- [EXERCISE BRIEF]: What you return must match the records exactly, except that the pictures are gone.

[Component data from apps and pages]
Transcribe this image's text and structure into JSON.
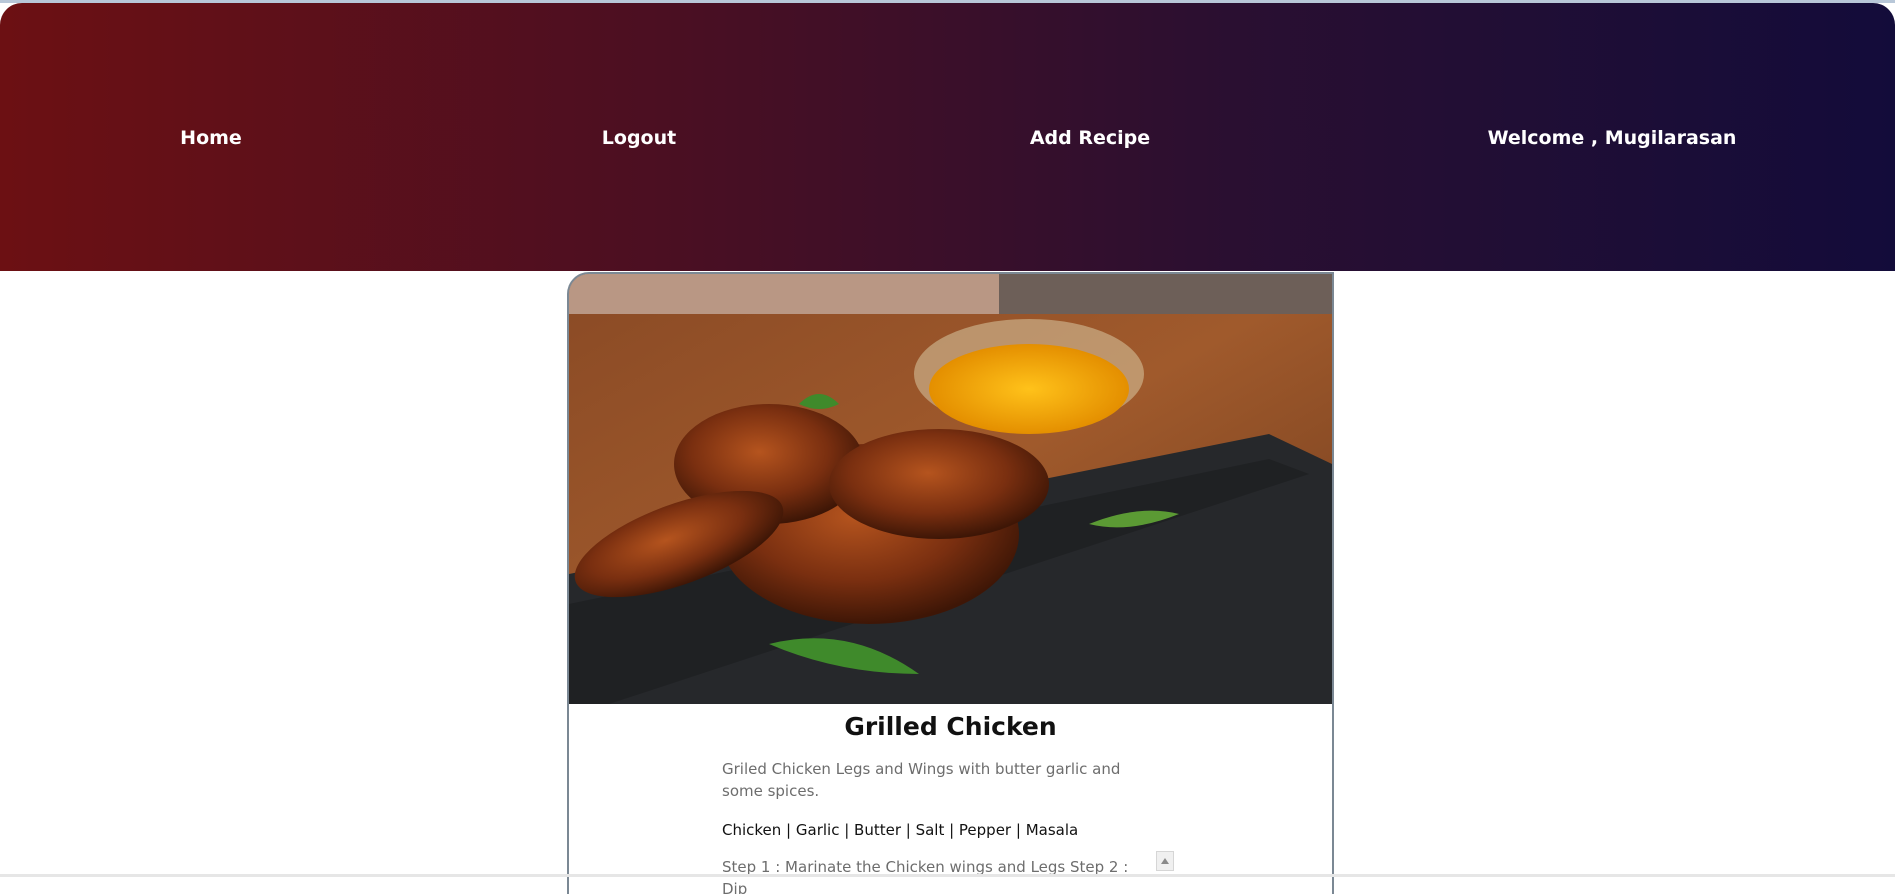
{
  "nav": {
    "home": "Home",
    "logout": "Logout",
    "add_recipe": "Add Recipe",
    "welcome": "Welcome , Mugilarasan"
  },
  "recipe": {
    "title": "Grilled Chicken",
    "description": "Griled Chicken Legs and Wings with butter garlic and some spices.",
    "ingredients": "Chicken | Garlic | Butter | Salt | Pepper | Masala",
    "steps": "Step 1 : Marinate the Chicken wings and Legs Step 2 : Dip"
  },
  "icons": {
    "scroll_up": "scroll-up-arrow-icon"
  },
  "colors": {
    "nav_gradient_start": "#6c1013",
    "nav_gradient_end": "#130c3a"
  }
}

- [WRITTEN RESPONSE]:
Transcribe this image's text and structure into JSON.
{
  "nav": {
    "home": "Home",
    "logout": "Logout",
    "add_recipe": "Add Recipe",
    "welcome": "Welcome , Mugilarasan"
  },
  "recipe": {
    "title": "Grilled Chicken",
    "description": "Griled Chicken Legs and Wings with butter garlic and some spices.",
    "ingredients": "Chicken | Garlic | Butter | Salt | Pepper | Masala",
    "steps": "Step 1 : Marinate the Chicken wings and Legs Step 2 : Dip"
  },
  "icons": {
    "scroll_up": "scroll-up-arrow-icon"
  },
  "colors": {
    "nav_gradient_start": "#6c1013",
    "nav_gradient_end": "#130c3a"
  }
}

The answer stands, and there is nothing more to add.